The price suggested bidders were confident it was 18th century rather than a later copy.
The box, with a crossed swords and KPM mark in underglaze blue, probably dates from the mid-1720s. It is painted in the manner of Johann Gregor Höroldt with a series of ‘Böttger lustre’ cartouches enclosing chinoiserie scenes in puce orange, iron red and black. To the base is a purpurmalerei scene of Oriental figures in discussion.
A similar group of Höroldt style boxes, many with KPM marks, were re-issued by Meissen from the 1830s onwards, primarily for export to England. Typically these bring more modest sums.
An early Meissen dish in this on October 14 sale had been acquired by the vendor at Bonhams in 2012. Painted with the arms of Saxony and Poland surrounded by scattered flowers and banded hedges in kakiemon style, this formed part of the coronation service that was probably ordered for the crowning of Friedrich August II of Saxony as king of Poland in Cracow on January 17, 1734.
The service – the first Meissen armorial table service – was presumably intended only for display as silver was used on the royal table. When delivered to the Japanese Palace in Dresden in 1734, it comprised 77 parts in total, including 37 of these 18in (25cm) plates.

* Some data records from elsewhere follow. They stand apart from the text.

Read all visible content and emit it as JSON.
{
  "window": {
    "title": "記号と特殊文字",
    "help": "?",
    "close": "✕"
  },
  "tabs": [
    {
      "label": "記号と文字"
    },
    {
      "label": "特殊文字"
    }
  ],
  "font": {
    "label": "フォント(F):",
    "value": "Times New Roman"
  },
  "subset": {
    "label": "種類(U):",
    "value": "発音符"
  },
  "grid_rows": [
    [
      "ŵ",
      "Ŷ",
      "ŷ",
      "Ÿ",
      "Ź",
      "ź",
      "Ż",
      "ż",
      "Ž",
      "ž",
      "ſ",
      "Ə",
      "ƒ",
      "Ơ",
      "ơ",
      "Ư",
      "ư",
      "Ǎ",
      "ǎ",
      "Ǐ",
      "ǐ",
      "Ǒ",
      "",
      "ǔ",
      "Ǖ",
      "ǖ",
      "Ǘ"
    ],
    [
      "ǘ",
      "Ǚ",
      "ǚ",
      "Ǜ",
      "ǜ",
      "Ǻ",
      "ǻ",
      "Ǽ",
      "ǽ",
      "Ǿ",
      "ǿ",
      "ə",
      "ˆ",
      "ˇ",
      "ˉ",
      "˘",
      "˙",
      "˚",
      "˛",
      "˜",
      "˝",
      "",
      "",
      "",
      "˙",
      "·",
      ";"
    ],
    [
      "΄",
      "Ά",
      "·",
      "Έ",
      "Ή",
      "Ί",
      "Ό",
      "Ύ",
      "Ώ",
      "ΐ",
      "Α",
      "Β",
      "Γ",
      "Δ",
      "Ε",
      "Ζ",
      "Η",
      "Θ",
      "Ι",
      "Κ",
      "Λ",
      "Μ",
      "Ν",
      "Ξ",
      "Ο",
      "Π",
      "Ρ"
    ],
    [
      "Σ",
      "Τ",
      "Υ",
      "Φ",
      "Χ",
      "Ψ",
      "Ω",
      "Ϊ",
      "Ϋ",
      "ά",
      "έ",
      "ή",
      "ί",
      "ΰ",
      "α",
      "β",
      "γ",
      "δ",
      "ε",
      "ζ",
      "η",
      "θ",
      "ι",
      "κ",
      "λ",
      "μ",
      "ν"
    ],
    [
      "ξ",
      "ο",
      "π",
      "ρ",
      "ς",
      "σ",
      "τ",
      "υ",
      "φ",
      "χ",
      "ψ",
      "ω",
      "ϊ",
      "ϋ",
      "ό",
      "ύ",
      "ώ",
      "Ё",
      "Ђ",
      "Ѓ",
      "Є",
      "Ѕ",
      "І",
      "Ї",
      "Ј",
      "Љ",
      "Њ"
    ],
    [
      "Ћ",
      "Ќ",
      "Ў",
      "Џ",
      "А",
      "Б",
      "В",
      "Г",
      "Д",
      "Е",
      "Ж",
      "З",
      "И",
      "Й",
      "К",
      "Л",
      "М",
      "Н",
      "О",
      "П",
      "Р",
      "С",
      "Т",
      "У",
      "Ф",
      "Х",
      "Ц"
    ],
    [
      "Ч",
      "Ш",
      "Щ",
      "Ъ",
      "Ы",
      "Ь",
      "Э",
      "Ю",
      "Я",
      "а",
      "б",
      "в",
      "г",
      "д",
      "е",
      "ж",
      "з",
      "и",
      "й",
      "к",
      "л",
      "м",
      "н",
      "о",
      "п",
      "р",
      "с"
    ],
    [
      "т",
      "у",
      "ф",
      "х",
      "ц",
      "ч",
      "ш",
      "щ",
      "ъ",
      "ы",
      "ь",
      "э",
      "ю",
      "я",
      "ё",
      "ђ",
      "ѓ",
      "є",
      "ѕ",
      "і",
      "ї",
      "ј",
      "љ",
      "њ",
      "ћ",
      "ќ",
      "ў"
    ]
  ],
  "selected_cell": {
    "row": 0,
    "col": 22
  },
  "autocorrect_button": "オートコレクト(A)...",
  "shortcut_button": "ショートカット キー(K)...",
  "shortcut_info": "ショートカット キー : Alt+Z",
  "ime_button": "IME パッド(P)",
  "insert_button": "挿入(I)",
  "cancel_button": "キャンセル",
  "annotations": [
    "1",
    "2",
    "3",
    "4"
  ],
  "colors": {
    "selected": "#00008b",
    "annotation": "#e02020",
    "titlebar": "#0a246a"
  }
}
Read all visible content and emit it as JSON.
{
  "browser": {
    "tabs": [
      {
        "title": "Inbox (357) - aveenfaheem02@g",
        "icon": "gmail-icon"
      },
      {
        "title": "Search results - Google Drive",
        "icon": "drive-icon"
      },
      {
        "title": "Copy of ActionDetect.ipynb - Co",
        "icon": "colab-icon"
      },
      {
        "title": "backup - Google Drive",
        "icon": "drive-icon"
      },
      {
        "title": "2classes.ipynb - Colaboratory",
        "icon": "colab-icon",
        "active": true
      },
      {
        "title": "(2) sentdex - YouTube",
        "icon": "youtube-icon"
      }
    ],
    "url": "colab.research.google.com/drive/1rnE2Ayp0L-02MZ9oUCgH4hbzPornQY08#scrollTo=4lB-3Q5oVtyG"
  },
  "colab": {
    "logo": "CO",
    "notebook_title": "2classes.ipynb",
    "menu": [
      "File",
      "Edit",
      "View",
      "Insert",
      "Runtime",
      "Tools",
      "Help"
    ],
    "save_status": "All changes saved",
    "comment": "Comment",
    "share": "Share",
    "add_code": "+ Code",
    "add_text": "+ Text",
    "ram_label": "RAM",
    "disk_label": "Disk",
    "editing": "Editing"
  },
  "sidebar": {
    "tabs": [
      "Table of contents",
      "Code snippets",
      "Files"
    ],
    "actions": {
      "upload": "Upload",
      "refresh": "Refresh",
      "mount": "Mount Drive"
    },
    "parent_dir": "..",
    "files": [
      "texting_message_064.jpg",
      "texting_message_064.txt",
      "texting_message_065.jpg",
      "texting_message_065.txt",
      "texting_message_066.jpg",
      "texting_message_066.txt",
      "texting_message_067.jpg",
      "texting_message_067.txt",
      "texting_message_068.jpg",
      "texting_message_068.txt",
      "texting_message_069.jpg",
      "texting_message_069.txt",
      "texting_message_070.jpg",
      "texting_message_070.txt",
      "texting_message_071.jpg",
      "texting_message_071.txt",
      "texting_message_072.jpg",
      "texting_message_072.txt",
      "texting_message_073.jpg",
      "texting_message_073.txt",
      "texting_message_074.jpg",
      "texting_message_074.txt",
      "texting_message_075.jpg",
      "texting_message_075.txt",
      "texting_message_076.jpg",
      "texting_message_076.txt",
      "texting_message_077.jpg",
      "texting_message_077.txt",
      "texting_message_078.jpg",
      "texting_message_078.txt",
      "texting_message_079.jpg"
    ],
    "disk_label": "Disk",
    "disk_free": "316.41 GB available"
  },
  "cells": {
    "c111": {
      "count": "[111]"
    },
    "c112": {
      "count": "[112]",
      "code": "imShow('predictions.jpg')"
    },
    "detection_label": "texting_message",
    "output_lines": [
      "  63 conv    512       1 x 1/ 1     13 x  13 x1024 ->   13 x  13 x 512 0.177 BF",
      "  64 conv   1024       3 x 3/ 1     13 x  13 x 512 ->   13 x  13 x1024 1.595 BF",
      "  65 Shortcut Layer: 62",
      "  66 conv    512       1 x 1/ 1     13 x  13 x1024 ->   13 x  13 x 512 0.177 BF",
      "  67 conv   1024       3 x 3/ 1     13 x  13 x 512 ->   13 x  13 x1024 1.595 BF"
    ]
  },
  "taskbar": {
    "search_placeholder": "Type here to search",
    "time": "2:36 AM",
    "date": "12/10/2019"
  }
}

This example, in good condition apart from some wear to the gilding, has a wheel-engraved inventory number for the palace. Sold for £10,000 plus 25% premium a decade ago, this time it brought £9000.